With a bachelor’s degree in the history of art and architecture and Japanese language and literature at the University of Pittsburgh’s Honors College under his belt, Shiner had followed his heart to Japan. There he earned a master’s degree in the history of art and his chops as an up-and-coming curator, most notably as assistant curator of the 2001 Yokohama Triennale, a robust survey exhibition of contemporary art similar to Carnegie Museum of Art’s Carnegie International.
Lured back to the States by a Yale Ph.D. program, Shiner instead earned a second master’s degree and left for his next great adventure: the New York City art world, where he curated shows such as Making a Home: Japanese Contemporary Artists in New York at Japan Society. Today, Shiner is an active writer, lecturer, and genuine man-about-town known for his friendly and collaborative spirit.
In Shiner, Carnegie Museums found a director “who is at once scholarly and refined, yet populist and welcoming—not unlike the dichotomous art of Andy Warhol himself,” says John Wetenhall, president & CEO of Carnegie Museums.
A virtual bug museum
Carnegie Museum of Natural History is collaborating on a first-of-its-kind project that will give experts and amateurs alike a three-dimensional online look at some 56 million insects.
Entomologist extraordinaire John Rawlins and his team in the museum’s section of invertebrate zoology are part of a group of scientists from 13 American universities currently working to digitize—identify, photograph, and post online—insect collections at 22 Midwestern institutions. This irreplaceable resource will document 160 years of environmental change currently inaccessible to scientists and the public.

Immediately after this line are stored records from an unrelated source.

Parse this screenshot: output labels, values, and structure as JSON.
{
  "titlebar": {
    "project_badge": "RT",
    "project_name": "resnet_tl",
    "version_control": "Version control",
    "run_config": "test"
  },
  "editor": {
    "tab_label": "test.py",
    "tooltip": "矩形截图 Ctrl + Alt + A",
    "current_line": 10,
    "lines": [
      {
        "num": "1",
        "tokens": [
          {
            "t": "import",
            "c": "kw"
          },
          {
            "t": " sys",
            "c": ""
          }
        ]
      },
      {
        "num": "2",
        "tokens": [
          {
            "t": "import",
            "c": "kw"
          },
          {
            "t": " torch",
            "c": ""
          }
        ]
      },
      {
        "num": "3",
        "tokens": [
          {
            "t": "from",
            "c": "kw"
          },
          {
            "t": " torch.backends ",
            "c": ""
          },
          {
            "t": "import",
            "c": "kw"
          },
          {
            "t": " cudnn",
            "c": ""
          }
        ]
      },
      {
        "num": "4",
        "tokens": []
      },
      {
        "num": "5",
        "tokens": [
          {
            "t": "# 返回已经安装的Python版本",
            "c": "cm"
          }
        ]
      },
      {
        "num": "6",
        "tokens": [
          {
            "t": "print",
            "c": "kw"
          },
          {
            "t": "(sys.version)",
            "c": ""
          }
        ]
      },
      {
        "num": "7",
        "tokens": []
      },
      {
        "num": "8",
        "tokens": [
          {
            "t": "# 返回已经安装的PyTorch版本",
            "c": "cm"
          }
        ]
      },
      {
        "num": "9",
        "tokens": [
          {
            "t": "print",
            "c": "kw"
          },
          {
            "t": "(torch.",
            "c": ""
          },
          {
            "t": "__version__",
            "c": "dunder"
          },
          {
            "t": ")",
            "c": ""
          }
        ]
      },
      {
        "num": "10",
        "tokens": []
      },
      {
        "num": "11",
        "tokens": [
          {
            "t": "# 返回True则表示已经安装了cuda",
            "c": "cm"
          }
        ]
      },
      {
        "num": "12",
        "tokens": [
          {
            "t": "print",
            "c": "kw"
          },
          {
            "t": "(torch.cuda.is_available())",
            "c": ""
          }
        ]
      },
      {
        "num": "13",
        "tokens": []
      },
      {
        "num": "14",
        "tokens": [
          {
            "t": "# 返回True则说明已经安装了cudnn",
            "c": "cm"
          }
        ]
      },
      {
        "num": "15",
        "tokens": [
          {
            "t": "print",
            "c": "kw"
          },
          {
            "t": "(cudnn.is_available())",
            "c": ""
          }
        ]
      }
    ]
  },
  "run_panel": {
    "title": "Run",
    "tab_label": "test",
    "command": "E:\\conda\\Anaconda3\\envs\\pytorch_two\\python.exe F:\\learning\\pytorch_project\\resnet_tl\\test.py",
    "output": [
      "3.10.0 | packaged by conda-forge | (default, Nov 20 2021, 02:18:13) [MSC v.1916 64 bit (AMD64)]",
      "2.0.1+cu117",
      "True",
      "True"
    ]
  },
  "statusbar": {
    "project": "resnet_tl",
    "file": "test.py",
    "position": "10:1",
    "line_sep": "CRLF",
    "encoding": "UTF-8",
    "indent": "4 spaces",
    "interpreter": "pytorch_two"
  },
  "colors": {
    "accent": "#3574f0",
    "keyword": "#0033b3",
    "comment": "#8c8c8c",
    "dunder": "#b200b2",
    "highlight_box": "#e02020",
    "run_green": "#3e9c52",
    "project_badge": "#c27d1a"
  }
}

It’s all happening thanks to a $10 million digitizing initiative by the National Science Foundation, which is funding the creation of InvertNet: An Integrative Platform for Research on Environmental Change, Species Discovery, and Identification, an online museum that will capture and distill information from invertebrate specimens on land-use changes of the Great Lakes and upper Mississippi River drainage basins. Carnegie Museum of Natural History received $225,000 in support of its portion of the project.
Palace of Culture
Told through the eyes of a longtime insider and gifted storyteller, the far-reaching history of Andrew Carnegie’s lasting gifts to the Steel City and their worldwide influence comes to life in Palace of Culture, Andrew Carnegie’s Museums and Library in Pittsburgh.
Published by University of Pittsburgh Press and written by Robert J. Gangewere, former adjunct professor of English at Carnegie Mellon University and former editor of CARNEGIE magazine for three decades, Palace of Culture is a thorough look at the life and times of Andrew Carnegie’s Carnegie Institute, which today comprises four distinctive museums and a separately operated system of libraries.
“It makes for a fascinating account that not only is a tribute to Andrew Carnegie’s vision but also demonstrates that libraries, museums, and concert halls can have a powerful, even transformative impact on cities,” says Petra Chu, professor of art history at Seton Hall University.
In his 2004 farewell note in CARNEGIE magazine, Gangewere promised to tackle this important project by sharing unforgettable stories—like when Carnegie, sitting on a log in Cresson, Pennsylvania, first told minister William Holland that he wanted to do something special for Pittsburgh, like build a library. “It’s a very American story with no simple parallel in the larger world of museums,” Gangewere wrote. “I can’t wait to tell it.” After scores of interviews and unprecedented research, Gangewere has accomplished his goal.
Join Gangewere for one of his scheduled talks about his book: October 18 from 3-5 p.m. in the Carnegie Museum of Art Theater; November 9 from 7-9 p.m. at Ligonier Public Library; and January 14, 2012, from 2-4 p.m. at Carnegie Library of Pittsburgh in Oakland.